Elaine Daly, head of business consulting at Grant Thornton Ireland, explains: “All the built-up demand is now placing pressure on supply. The system is trying to catch up and may do so by increasing capacity, which will in turn require additional staffing. Life sciences did not experience as high a level of staff lay-offs during the pandemic as other sectors, and businesses may find it difficult to recruit qualified and experienced staff.”
Investment intentions, while seeing an improvement, were more muted than other industries. However, intentions to invest in technology increased, up 18pp to 64%, to levels not seen in healthcare since late 2017. Technology and data are becoming more important in life sciences, with the pandemic highlighting the role technology plays in these sectors, as many businesses had to leverage digital capabilities to enable customer interaction and service.
As Amy Flynn points out: “Through the pandemic, we saw the importance of technology. Technologically-sound organisations were better able to respond to challenges.”
Read more insights
You can read about how other industries and the different regions are faring in the global economy in our Business health section. Or visit Retuning your business to read more about steps business can take to move from crisis management to restoring and rebuilding.

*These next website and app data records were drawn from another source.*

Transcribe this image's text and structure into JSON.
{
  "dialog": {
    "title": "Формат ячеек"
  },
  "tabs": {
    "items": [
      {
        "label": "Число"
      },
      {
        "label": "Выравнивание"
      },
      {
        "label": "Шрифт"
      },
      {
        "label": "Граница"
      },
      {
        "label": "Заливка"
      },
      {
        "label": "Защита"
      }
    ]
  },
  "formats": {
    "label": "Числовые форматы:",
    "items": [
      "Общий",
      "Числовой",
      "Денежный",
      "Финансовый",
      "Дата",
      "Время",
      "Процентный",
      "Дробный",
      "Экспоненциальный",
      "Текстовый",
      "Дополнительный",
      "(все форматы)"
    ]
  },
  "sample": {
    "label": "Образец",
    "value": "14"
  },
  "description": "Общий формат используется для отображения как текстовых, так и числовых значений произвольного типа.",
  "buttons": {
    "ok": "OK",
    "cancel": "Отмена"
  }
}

If you want to discuss any of the topics raised, please contact our expert Andrew Dickson.